Mike Tennis, in his April 29 letter, espouses charter schools and calls for "anti-charter" legislation to be opposed. In support of his position he offers us one fact gleaned from his interpretation of a Wall Street Journal article, which in turn was the Journal's take on a study by Stanford's Center for Research on Education Outcomes.
The study, while impressive, does have flaws. Even with ignoring these flaws, taking the study at face value, what Mike has given us is a third-hand view of one fact, taken out of context from a 104-page report.
In reading the report I found the following: Graphs on Pages 29 and 30 of the report show, on average, established charter schools (those in existence since 2009) have a positive impact on reading. Newer charters do not.

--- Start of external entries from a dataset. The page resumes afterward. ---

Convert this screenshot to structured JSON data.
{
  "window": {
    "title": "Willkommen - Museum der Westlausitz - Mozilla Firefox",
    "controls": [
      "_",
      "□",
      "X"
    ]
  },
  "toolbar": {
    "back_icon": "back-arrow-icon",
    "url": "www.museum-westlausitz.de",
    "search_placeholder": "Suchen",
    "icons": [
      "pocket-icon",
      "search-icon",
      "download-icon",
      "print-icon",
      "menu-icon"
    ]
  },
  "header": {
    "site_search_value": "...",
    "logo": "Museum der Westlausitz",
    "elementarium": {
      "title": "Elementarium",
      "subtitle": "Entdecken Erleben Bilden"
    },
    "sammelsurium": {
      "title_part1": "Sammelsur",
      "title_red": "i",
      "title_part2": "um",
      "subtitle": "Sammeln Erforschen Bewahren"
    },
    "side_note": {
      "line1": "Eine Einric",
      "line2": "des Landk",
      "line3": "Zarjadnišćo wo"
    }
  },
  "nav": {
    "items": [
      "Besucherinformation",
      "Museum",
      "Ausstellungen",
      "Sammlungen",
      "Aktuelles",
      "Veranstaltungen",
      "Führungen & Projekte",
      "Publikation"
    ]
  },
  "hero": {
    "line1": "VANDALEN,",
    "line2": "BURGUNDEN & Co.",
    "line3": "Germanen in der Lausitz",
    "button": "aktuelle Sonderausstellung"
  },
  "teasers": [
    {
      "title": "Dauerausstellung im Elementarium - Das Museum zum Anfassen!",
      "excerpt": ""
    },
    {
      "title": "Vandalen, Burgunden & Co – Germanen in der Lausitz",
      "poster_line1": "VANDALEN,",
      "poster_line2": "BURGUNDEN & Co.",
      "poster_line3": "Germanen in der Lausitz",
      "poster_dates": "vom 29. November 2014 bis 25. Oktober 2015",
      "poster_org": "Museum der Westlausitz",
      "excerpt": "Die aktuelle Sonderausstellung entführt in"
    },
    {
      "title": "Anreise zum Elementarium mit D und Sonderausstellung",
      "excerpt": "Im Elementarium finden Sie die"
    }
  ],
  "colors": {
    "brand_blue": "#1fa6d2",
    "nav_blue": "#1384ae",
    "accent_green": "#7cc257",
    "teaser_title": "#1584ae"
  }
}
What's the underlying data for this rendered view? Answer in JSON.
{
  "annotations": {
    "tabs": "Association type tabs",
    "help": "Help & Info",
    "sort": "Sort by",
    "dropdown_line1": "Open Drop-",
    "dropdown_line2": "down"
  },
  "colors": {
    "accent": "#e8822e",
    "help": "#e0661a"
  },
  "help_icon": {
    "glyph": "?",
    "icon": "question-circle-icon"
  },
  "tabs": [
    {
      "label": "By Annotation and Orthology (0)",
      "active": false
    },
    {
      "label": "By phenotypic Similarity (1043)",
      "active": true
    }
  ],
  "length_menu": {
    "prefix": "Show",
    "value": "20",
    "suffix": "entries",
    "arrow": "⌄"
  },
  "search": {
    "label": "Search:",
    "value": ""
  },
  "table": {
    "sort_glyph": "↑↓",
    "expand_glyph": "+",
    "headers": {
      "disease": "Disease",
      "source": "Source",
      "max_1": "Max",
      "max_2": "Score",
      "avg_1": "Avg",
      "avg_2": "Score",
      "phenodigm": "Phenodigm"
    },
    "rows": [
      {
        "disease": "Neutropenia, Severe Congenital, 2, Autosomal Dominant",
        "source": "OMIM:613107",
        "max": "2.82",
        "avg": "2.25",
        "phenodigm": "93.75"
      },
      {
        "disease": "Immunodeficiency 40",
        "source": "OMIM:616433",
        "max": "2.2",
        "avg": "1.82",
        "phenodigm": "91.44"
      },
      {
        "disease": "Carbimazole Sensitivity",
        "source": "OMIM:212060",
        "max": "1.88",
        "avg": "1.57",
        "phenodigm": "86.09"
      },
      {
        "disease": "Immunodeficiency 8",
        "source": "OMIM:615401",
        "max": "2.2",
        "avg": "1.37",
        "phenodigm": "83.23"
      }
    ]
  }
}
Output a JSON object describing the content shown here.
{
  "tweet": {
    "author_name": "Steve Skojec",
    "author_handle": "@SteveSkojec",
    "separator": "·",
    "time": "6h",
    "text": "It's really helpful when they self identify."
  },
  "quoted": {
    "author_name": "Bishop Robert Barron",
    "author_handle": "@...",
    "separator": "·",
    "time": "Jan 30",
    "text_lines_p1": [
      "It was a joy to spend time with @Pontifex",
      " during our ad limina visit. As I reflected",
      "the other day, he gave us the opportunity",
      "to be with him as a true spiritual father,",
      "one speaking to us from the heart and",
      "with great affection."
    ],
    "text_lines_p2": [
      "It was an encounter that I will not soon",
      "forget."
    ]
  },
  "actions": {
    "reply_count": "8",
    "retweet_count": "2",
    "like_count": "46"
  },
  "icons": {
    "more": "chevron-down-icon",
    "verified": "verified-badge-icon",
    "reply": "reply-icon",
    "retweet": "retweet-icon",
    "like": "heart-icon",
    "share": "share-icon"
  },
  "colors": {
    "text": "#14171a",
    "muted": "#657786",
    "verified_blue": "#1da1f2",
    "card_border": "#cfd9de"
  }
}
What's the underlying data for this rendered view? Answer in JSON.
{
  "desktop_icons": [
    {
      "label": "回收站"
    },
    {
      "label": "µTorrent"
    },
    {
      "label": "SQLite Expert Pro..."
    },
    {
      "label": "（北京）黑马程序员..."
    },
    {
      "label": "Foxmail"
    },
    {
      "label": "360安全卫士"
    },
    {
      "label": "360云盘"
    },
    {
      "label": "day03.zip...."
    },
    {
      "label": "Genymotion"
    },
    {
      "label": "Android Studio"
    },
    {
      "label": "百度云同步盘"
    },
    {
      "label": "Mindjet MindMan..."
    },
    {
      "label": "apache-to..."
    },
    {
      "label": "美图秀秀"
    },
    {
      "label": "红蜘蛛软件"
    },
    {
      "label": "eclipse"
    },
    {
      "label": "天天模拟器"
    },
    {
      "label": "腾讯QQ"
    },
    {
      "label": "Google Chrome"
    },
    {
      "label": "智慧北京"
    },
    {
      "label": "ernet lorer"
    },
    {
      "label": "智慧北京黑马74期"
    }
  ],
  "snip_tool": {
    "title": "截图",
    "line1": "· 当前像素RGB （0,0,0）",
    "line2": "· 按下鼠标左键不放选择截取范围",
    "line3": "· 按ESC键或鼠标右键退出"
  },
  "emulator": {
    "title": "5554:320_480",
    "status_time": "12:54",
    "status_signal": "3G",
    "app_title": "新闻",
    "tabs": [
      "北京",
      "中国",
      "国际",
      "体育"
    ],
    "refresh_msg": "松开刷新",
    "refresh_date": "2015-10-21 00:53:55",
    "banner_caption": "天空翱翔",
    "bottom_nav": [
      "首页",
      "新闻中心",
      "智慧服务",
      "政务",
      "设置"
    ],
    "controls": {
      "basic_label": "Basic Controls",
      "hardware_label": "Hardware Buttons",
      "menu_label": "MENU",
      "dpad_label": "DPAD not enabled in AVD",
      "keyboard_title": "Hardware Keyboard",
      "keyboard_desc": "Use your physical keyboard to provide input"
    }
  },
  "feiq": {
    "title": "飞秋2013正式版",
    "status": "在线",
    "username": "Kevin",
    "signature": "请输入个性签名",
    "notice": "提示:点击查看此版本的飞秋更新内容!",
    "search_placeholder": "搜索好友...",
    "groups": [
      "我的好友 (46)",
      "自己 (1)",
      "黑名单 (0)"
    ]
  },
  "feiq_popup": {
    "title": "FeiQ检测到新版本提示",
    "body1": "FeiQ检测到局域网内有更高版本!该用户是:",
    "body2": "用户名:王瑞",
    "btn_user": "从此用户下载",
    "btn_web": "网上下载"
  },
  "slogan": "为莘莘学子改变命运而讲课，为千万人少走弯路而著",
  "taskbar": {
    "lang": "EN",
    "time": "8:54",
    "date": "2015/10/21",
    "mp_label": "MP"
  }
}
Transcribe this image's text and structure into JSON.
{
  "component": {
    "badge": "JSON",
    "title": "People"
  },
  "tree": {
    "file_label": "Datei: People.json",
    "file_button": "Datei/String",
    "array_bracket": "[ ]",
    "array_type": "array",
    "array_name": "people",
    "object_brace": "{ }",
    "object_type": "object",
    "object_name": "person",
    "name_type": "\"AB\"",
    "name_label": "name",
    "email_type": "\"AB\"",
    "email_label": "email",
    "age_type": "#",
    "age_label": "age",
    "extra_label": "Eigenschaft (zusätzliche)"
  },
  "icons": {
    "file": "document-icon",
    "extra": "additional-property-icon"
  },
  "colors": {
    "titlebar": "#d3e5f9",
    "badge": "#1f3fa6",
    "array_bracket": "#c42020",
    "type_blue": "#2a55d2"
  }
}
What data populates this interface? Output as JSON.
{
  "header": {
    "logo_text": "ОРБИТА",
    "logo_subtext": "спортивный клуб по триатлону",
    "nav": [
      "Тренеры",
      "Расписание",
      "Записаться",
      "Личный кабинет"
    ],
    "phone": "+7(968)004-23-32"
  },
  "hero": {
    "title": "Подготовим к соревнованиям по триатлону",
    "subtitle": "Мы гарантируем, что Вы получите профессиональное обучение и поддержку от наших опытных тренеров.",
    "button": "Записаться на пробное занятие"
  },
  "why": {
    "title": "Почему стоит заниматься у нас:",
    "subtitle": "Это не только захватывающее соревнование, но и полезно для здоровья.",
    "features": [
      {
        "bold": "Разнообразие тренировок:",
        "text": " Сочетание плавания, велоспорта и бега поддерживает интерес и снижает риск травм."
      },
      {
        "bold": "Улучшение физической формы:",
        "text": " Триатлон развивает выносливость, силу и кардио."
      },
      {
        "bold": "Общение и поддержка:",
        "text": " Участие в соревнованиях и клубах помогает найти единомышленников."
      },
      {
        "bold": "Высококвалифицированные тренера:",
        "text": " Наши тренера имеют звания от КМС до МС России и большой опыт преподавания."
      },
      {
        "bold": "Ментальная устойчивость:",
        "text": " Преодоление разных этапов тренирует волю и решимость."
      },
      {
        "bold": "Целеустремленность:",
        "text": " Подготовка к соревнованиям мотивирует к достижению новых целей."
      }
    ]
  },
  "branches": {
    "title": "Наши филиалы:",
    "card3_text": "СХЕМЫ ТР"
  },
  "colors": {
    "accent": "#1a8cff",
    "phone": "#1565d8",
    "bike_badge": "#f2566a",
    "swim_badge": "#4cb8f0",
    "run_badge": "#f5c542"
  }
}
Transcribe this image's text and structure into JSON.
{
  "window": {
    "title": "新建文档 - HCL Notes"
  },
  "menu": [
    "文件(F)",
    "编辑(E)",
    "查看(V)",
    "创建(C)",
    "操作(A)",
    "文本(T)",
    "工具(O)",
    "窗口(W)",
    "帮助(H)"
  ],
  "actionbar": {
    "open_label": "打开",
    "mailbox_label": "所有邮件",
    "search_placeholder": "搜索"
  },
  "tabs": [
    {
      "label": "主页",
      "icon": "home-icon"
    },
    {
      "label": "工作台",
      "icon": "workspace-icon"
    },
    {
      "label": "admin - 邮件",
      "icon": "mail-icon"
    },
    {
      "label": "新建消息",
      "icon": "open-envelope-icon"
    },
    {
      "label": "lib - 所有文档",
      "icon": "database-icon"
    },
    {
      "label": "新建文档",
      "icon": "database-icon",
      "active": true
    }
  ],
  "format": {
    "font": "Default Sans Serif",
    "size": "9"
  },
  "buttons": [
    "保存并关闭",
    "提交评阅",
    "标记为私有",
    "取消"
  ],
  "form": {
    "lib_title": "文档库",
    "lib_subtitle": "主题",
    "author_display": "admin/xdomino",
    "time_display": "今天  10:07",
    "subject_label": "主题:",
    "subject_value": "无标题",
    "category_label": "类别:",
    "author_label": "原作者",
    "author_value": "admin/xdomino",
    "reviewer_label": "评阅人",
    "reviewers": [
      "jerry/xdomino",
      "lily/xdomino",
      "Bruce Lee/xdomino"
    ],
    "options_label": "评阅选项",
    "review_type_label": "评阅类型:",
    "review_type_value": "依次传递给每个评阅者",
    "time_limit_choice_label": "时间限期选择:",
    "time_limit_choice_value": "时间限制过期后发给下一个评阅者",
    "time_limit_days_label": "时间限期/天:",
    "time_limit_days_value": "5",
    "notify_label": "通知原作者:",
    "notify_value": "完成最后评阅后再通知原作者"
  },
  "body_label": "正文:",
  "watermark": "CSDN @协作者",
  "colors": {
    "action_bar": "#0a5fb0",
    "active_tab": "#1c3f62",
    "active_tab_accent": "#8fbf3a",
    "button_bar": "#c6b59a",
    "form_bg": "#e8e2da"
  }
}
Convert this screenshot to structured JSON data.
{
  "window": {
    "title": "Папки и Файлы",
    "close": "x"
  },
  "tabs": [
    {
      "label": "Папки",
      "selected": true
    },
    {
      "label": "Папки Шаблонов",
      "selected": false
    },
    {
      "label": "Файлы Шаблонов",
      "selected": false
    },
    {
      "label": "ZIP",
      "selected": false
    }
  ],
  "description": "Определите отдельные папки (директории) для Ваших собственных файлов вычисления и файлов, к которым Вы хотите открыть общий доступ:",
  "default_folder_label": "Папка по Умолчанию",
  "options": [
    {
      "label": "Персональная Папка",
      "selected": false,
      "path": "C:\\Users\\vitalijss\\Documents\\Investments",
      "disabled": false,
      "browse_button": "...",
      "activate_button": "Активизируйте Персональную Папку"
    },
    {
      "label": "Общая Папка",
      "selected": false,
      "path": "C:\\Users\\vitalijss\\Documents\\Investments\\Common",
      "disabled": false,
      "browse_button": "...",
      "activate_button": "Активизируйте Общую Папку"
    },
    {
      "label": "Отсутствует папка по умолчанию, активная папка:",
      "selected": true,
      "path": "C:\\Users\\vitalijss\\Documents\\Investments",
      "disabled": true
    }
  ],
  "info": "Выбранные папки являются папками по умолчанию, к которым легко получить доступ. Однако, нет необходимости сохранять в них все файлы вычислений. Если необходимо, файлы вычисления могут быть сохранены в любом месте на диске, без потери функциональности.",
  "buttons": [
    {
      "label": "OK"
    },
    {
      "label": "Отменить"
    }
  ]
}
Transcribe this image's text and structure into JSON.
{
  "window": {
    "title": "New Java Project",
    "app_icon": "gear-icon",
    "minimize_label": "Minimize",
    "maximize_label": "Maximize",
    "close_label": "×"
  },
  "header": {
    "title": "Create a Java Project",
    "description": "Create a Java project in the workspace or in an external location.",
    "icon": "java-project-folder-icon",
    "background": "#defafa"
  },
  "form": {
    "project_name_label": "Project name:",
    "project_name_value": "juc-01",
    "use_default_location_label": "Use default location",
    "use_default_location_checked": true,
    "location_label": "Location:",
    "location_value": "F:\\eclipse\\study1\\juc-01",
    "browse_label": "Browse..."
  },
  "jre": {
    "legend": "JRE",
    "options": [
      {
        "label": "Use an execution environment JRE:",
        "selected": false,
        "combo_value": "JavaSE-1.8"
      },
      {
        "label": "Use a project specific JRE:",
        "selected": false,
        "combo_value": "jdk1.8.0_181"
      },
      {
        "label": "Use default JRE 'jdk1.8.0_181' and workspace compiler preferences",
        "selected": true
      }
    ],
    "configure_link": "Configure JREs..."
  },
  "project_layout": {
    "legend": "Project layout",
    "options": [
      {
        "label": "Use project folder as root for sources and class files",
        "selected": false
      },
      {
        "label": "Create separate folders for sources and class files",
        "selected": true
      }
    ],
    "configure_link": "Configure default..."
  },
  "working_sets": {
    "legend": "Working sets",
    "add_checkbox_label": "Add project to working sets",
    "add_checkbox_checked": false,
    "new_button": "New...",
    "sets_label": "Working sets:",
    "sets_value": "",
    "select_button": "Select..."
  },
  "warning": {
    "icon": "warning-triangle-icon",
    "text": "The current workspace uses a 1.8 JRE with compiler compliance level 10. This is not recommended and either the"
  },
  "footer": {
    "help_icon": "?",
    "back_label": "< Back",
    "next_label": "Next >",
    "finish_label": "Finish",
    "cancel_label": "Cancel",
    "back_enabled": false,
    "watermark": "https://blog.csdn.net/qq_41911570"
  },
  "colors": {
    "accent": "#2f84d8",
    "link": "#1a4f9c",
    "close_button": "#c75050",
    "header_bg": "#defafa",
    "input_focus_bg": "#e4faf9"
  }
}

For math, on average, both new and old charters have a negative impact; Graphs on Pages 57-59 show 71 percent and 75 percent of charters have the same or significantly worse outcomes, in math and reading respectively, than their public counterparts.
While Illinois may be faring better (on average only), the results are partly due to charters manipulating their population (cream skimming) and lower results from public schools due to reduced funding on account of charters.
When you add these results to the fact that private charters have no legal academic or financial accountability to the districts they bilk, they are a scourge to our generally fine public system.
More legislation and accountability are definitely called for if we can't rid ourselves of the corporate charter school cancer.
Read the report and the book "Reign of Error" by Diane Ravitch, our foremost educational historian and researcher.